▶ _Task goal_
Please read the records below and return each line holding the string "Cash".
** Opening Entries supplied block **
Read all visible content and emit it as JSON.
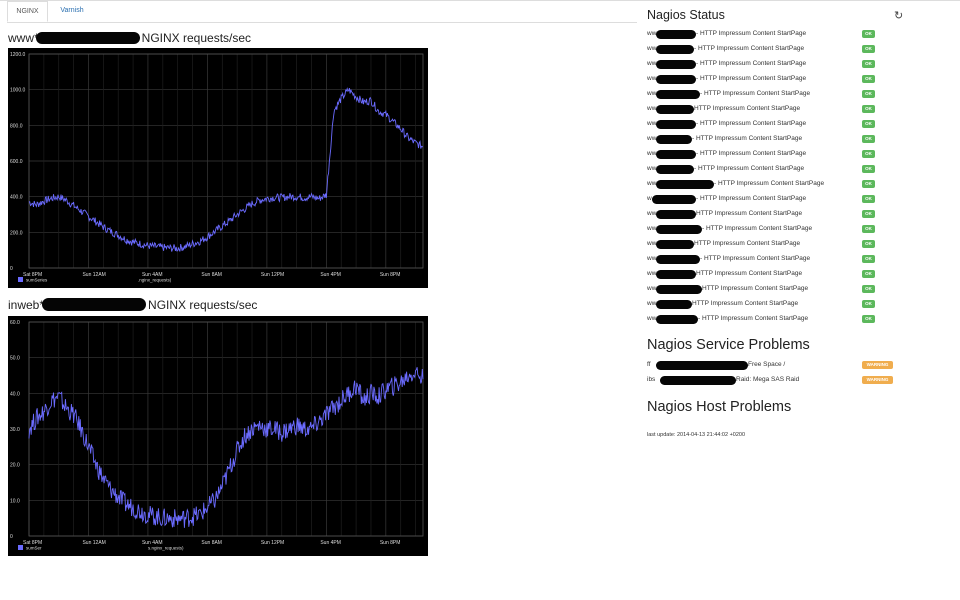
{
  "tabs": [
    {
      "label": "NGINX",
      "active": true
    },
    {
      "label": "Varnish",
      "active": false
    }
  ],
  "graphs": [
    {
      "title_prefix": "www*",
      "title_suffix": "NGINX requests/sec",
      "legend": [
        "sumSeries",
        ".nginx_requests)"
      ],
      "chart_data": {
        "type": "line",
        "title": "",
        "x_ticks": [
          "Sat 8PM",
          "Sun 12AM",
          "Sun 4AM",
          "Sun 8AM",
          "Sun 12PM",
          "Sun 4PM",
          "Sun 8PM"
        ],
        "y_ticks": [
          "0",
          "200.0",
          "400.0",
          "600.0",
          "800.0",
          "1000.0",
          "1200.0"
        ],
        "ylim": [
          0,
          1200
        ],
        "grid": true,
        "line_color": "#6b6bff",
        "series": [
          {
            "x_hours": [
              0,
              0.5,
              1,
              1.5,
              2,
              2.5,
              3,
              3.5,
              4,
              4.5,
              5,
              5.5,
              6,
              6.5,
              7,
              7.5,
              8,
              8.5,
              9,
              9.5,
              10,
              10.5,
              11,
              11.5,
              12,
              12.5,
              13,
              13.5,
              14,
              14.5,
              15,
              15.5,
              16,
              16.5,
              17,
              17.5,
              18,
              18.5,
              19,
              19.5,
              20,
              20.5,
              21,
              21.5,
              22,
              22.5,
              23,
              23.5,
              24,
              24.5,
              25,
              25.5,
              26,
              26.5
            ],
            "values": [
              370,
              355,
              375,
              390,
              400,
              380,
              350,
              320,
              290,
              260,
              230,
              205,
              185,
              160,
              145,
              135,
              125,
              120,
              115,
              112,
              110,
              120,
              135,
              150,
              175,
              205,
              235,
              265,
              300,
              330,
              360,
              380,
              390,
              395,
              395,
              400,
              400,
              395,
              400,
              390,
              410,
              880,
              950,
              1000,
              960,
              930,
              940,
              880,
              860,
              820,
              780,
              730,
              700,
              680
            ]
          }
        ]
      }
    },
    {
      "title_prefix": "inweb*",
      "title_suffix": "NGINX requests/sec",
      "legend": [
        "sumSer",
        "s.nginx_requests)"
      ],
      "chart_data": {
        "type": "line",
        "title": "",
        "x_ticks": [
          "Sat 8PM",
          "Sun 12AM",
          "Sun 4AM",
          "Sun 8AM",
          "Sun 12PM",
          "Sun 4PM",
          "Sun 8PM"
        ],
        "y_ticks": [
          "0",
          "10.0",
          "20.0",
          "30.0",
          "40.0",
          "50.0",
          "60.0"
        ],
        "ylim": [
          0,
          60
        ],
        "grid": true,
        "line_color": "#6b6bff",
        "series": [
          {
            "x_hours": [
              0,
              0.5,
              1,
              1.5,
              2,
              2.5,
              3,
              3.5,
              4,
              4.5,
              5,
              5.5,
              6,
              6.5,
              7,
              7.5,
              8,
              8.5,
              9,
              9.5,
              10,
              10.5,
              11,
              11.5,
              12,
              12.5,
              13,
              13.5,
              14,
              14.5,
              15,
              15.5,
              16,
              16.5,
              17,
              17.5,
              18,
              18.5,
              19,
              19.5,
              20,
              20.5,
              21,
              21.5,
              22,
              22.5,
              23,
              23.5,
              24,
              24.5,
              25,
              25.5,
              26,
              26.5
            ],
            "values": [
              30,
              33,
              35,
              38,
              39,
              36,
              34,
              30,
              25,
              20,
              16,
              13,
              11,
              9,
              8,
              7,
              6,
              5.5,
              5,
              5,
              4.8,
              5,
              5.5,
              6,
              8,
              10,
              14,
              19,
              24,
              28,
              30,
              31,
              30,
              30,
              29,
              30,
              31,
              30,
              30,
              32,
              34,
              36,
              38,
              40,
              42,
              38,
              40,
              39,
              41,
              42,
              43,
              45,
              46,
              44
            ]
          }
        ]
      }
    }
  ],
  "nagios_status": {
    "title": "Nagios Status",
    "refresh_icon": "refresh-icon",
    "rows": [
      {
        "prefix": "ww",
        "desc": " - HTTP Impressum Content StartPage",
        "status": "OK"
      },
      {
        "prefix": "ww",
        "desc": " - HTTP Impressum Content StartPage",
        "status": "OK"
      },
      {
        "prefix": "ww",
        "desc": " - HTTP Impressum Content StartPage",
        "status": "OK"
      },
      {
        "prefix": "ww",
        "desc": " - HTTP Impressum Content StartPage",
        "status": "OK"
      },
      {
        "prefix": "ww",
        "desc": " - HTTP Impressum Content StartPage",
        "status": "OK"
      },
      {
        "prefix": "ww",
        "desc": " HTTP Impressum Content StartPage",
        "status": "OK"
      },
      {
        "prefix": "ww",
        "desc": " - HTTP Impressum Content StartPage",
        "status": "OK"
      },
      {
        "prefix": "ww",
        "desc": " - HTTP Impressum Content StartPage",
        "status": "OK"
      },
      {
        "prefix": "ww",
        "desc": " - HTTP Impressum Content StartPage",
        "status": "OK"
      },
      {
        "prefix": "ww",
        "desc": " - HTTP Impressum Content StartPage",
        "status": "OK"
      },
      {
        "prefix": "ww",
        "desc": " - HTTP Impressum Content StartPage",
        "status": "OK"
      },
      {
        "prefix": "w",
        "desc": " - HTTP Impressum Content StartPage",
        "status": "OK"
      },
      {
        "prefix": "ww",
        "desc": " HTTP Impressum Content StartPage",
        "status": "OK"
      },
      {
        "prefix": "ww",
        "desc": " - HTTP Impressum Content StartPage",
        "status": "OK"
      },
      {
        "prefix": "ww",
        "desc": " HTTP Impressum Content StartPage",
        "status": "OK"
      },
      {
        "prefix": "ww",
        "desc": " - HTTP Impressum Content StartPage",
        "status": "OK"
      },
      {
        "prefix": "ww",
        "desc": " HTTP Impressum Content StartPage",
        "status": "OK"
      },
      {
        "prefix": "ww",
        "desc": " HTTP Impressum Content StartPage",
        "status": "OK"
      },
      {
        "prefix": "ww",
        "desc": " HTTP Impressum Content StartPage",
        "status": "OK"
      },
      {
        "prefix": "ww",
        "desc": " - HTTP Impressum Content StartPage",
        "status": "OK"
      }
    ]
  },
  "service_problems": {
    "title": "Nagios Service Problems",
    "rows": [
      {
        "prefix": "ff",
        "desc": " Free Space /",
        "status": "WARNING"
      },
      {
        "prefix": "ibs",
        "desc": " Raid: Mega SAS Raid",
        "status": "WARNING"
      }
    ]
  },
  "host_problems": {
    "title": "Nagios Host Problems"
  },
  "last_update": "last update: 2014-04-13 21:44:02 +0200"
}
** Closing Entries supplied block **
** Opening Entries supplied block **
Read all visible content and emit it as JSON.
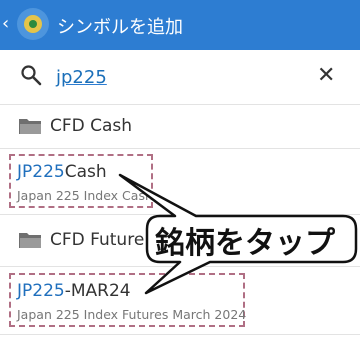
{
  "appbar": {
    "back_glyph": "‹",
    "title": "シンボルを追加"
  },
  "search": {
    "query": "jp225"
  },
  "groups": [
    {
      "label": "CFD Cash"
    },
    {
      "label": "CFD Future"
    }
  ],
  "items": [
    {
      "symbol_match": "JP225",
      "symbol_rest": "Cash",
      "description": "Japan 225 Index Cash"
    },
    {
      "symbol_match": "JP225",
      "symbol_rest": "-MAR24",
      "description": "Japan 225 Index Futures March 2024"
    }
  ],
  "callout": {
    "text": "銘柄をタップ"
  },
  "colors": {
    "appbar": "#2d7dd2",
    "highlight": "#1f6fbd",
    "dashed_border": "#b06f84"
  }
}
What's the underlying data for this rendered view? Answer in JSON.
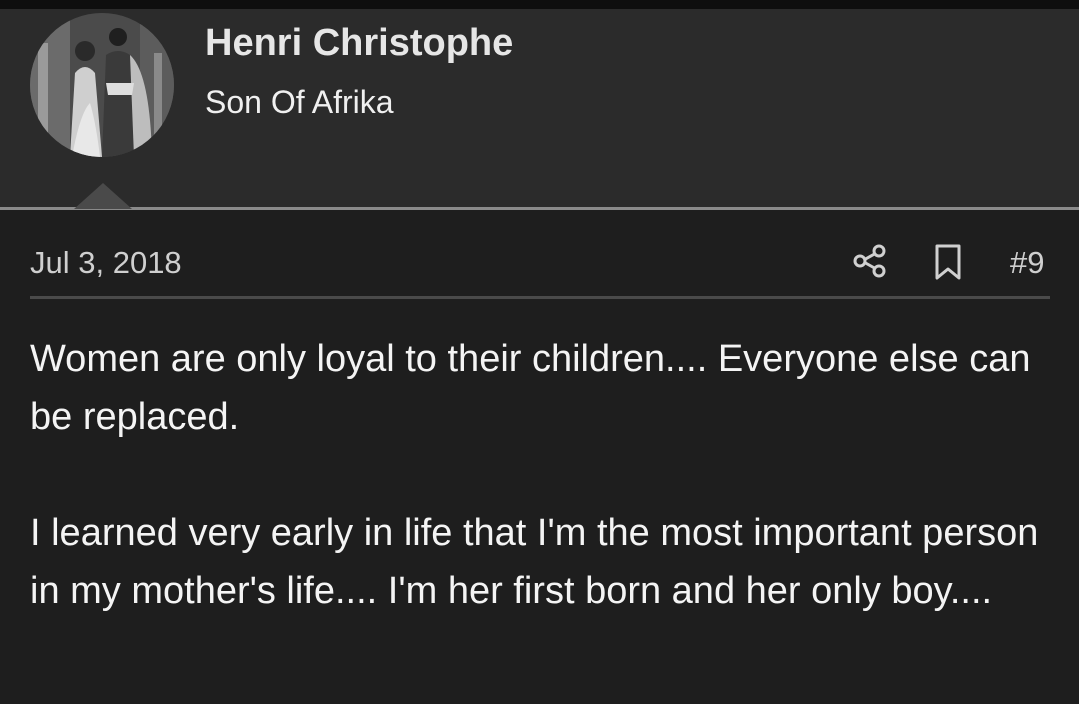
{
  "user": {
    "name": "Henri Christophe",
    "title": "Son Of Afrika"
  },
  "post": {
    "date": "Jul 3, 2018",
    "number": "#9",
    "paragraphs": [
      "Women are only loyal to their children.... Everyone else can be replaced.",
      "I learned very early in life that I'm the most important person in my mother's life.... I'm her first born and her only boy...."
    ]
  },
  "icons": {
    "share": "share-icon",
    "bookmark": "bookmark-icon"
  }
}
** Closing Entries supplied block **
▶ _Exercise answer_
      "label": "CFD Cash"
      "symbol_rest": "Cash",
      "description": "Japan 225 Index Cash"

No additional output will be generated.